An exact reproduction of all entries is required.

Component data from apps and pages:
--- START ---

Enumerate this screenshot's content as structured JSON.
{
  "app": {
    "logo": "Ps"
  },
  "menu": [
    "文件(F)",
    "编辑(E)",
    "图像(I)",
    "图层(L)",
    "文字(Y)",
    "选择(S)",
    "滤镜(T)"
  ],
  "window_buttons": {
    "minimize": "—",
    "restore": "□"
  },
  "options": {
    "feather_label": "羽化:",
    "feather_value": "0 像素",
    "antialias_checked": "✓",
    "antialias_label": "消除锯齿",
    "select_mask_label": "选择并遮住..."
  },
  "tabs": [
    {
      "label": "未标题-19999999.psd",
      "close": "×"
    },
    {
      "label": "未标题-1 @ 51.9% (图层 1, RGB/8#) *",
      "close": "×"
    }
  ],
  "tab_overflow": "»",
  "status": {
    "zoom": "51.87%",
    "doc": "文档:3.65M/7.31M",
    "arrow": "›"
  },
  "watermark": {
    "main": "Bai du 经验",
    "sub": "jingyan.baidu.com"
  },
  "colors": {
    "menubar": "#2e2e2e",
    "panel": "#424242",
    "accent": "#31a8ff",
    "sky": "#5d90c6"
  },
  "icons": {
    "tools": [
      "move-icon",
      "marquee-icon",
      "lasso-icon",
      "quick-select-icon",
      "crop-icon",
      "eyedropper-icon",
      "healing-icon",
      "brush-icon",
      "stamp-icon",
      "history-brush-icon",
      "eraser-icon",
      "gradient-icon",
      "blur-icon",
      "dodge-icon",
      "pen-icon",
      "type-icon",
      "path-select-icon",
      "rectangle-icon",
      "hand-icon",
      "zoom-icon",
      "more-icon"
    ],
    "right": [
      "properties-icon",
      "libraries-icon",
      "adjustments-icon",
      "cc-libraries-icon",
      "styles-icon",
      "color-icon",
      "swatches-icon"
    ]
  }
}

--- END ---

Written solution:
Enumerate this screenshot's content as structured JSON.
{
  "app": {
    "logo": "Ps"
  },
  "menu": [
    "文件(F)",
    "编辑(E)",
    "图像(I)",
    "图层(L)",
    "文字(Y)",
    "选择(S)",
    "滤镜(T)"
  ],
  "window_buttons": {
    "minimize": "—",
    "restore": "□"
  },
  "options": {
    "feather_label": "羽化:",
    "feather_value": "0 像素",
    "antialias_checked": "✓",
    "antialias_label": "消除锯齿",
    "select_mask_label": "选择并遮住..."
  },
  "tabs": [
    {
      "label": "未标题-19999999.psd",
      "close": "×"
    },
    {
      "label": "未标题-1 @ 51.9% (图层 1, RGB/8#) *",
      "close": "×"
    }
  ],
  "tab_overflow": "»",
  "status": {
    "zoom": "51.87%",
    "doc": "文档:3.65M/7.31M",
    "arrow": "›"
  },
  "watermark": {
    "main": "Bai du 经验",
    "sub": "jingyan.baidu.com"
  },
  "colors": {
    "menubar": "#2e2e2e",
    "panel": "#424242",
    "accent": "#31a8ff",
    "sky": "#5d90c6"
  },
  "icons": {
    "tools": [
      "move-icon",
      "marquee-icon",
      "lasso-icon",
      "quick-select-icon",
      "crop-icon",
      "eyedropper-icon",
      "healing-icon",
      "brush-icon",
      "stamp-icon",
      "history-brush-icon",
      "eraser-icon",
      "gradient-icon",
      "blur-icon",
      "dodge-icon",
      "pen-icon",
      "type-icon",
      "path-select-icon",
      "rectangle-icon",
      "hand-icon",
      "zoom-icon",
      "more-icon"
    ],
    "right": [
      "properties-icon",
      "libraries-icon",
      "adjustments-icon",
      "cc-libraries-icon",
      "styles-icon",
      "color-icon",
      "swatches-icon"
    ]
  }
}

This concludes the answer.